Flow of Mud During Drilling Operations
- B.V. Randall (Amoco Production Co.) | D.B. Anderson (Amoco Production Co.)
- Document ID
- Society of Petroleum Engineers
- Journal of Petroleum Technology
- Publication Date
- July 1982
- Document Type
- Journal Paper
- 1,414 - 1,420
- 1982. Society of Petroleum Engineers
- 1.6 Drilling Operations, 1.14.3 Cement Formulation (Chemistry, Properties), 4.1.9 Tanks and storage systems, 1.11.2 Drilling Fluid Selection and Formulation (Chemistry, Properties), 4.3.4 Scale, 5.2.2 Fluid Modeling, Equations of State, 1.11 Drilling Fluids and Materials, 1.1.6 Hole Openers & Under-reamers, 1.10 Drilling Equipment
- 6 in the last 30 days
- 315 since 2007
- Show more detail
- View rights & permissions
|SPE Member Price:||USD 12.00|
|SPE Non-Member Price:||USD 35.00|

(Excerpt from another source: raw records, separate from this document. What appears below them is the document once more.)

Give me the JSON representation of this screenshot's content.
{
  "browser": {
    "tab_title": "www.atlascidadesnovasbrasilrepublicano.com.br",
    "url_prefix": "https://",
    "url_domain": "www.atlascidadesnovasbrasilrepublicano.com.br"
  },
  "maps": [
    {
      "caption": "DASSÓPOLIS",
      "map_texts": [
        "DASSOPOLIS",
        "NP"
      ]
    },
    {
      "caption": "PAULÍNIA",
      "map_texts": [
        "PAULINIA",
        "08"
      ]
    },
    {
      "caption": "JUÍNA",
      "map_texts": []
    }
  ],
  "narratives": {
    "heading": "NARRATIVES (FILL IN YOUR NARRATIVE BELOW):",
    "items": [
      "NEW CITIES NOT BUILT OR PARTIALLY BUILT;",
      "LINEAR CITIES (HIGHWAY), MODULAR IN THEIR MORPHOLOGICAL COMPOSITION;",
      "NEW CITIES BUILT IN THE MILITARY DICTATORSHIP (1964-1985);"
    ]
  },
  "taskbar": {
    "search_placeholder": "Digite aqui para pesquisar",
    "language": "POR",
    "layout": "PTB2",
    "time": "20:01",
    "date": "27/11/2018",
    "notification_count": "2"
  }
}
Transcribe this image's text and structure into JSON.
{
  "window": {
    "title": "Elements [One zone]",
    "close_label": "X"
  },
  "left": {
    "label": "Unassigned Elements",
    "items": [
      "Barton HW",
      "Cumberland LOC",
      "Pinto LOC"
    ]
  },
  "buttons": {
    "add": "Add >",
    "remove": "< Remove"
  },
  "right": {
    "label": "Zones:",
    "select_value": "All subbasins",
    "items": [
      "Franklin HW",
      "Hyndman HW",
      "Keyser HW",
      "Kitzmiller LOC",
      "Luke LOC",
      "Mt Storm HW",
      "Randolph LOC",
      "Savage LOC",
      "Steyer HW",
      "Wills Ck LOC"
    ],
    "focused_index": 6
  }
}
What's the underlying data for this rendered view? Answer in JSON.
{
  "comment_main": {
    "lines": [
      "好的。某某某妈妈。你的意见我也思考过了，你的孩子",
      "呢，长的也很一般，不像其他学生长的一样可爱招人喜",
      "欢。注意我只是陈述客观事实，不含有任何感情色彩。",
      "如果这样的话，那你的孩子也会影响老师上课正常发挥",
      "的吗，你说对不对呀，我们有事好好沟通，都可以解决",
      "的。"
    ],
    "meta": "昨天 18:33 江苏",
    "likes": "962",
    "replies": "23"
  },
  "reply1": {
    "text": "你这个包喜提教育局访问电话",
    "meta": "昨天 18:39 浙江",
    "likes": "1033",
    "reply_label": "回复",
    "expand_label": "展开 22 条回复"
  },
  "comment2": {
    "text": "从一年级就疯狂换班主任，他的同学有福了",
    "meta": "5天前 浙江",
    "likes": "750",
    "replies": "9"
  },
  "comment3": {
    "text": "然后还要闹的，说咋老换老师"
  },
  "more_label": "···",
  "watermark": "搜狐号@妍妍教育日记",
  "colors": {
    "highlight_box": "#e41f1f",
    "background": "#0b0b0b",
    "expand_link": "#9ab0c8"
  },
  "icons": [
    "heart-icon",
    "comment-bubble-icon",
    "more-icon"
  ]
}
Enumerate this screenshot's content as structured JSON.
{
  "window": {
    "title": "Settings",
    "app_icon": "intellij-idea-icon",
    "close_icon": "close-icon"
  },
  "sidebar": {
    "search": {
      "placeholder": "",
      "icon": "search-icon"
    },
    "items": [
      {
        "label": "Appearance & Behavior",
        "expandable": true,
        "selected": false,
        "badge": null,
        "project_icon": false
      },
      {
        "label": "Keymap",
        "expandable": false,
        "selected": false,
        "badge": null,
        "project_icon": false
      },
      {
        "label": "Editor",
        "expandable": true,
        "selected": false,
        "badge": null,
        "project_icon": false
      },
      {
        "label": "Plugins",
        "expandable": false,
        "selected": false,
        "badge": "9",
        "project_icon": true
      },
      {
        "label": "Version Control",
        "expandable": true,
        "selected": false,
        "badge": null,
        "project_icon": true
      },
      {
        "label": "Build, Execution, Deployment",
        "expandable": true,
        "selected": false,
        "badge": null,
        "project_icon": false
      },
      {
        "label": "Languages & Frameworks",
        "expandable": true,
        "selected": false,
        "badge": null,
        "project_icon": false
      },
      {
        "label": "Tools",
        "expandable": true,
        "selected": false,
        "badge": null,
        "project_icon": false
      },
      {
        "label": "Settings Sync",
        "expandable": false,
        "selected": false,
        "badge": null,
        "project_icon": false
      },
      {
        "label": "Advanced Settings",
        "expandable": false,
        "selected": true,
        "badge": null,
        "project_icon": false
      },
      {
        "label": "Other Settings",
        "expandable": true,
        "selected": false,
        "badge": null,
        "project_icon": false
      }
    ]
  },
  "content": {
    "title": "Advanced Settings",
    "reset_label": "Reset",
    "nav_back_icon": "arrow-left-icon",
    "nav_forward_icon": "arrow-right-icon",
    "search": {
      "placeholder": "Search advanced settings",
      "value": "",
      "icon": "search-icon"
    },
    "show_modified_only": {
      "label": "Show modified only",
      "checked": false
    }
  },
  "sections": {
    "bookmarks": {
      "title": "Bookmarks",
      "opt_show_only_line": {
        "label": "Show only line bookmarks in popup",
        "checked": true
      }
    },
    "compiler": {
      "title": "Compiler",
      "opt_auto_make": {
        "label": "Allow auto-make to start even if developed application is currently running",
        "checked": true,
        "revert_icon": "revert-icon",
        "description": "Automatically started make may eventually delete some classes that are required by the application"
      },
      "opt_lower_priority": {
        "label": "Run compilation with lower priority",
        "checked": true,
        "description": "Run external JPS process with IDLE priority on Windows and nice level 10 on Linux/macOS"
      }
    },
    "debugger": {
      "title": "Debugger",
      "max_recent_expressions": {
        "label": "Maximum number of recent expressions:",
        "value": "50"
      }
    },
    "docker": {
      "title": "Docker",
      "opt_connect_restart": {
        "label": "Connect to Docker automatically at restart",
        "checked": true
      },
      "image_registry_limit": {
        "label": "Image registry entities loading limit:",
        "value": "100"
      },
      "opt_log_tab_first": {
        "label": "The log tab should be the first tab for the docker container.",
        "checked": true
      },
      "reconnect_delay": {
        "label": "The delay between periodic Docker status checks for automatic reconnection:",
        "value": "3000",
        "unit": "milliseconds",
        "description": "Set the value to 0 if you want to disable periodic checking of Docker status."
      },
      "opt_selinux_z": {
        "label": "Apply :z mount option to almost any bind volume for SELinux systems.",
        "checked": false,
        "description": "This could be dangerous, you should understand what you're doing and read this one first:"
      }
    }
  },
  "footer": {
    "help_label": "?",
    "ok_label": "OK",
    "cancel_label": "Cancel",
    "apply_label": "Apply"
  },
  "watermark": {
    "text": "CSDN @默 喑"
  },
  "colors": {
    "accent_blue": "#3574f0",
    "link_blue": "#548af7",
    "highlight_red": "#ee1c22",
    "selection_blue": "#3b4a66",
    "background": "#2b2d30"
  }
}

The development of rotary rock bits with jet nozzles required means of estimating pressure losses in the drilling fluid flowing throughout the well being drilled and through the associated equipment. The initial tabulations were based on Newtonian fluids. Subsequent authors developed descriptions of drilling fluids based on Bingham or power law non-Newtonian fluid models. Because optimum-hydraulics theories dictate that hydraulic horsepower, impact, or impact force must be maximized, we made the difficult decision to determine these pressure losses by actual tests. A total of 119 water-base drilling fluids were pumped through capillary tubes up to 2 in, in diameter and through six standard sizes of drillpipe tool joint combinations. Drilling fluids were flowed through jet bit nozzles and were flowed up two annulus-size combinations as well as an annulus with hole enlargements. The annular tests included cuttings, which aided in determining flow patterns. This paper includes development of friction factors and empirical corrections for current theories to model flow of highly non-Newtonian fluids more reasonably. Procedures and equations arc offered to help estimate pressure losses in a drilling operation, even with very limited fluid property information typical of our industry.
Field tests of flocculants and other polymers added to water or clay water drilling fluids resulted in lower pump pressures and higher pump speeds than predicted with available tables. In some cases, these pressure reductions were dramatic and resulted in loss of rig time inspecting for equipment failure.. Field pressure measurements showed that the pressure losses for actual muds were significantly different from those calculated by available methods. A laboratory test facility was constructed to measure the exact pressure losses for various types of drilling fluids in actual drillpipes and annuli. The initial concept was to develop more comprehensive tables for various types of muds in the range of pipes used. After initial tests it became apparent that the number of tables required would make their use unattractive. Because this work was to assist field personnel in calculating pressure losses so that hydraulics could be optimized, it had to be based on flow property measurements available in the field. The best available field data are often the Fann plastic-viscosity and yieldpoint measurements based on the 600- and 300-rpm readings. Dodge and Metzner indicate that the powerlaw fluid model can be used to describe the flow of drilling fluid in pipes; therefore, these fluids were treated as power-law fluids with suitable corrections to be applied where required.
Flow properties and pressure drop in pipes were measured by pumping the test fluids through 10 pipes ranging in ID from 0.187 to 3.826 in. and in annuli from 5.044 x 2.5 to 12.715 x 5.0 in. Nominal 20 in. welded pipe and six types of drillpipe were manifolded into the full-scale test system. This system included a 20-bbl mud tank, a 100-hp electrically driven centrifugal pump, and automatic diaphragm valves for flow and bypass controlled by the flowmeter. Flow rates were measured by )- to 500- and 0- to 50-gal/min flowmeters that demonstrated better than 0.25% full-scale accuracy. Differential pressure along the test sections was measured with 0- to 100-psi, 0- to 400-in. water, 0- to 100-in, water, and 0- to 20-in. water differential-pressure cells. An automatic continuous flow of city water from the cell to the pressure taps was maintained at a rate of about 20 cm /min to prevent mud from entering the test lines.
|File Size||951 KB||Number of Pages||7|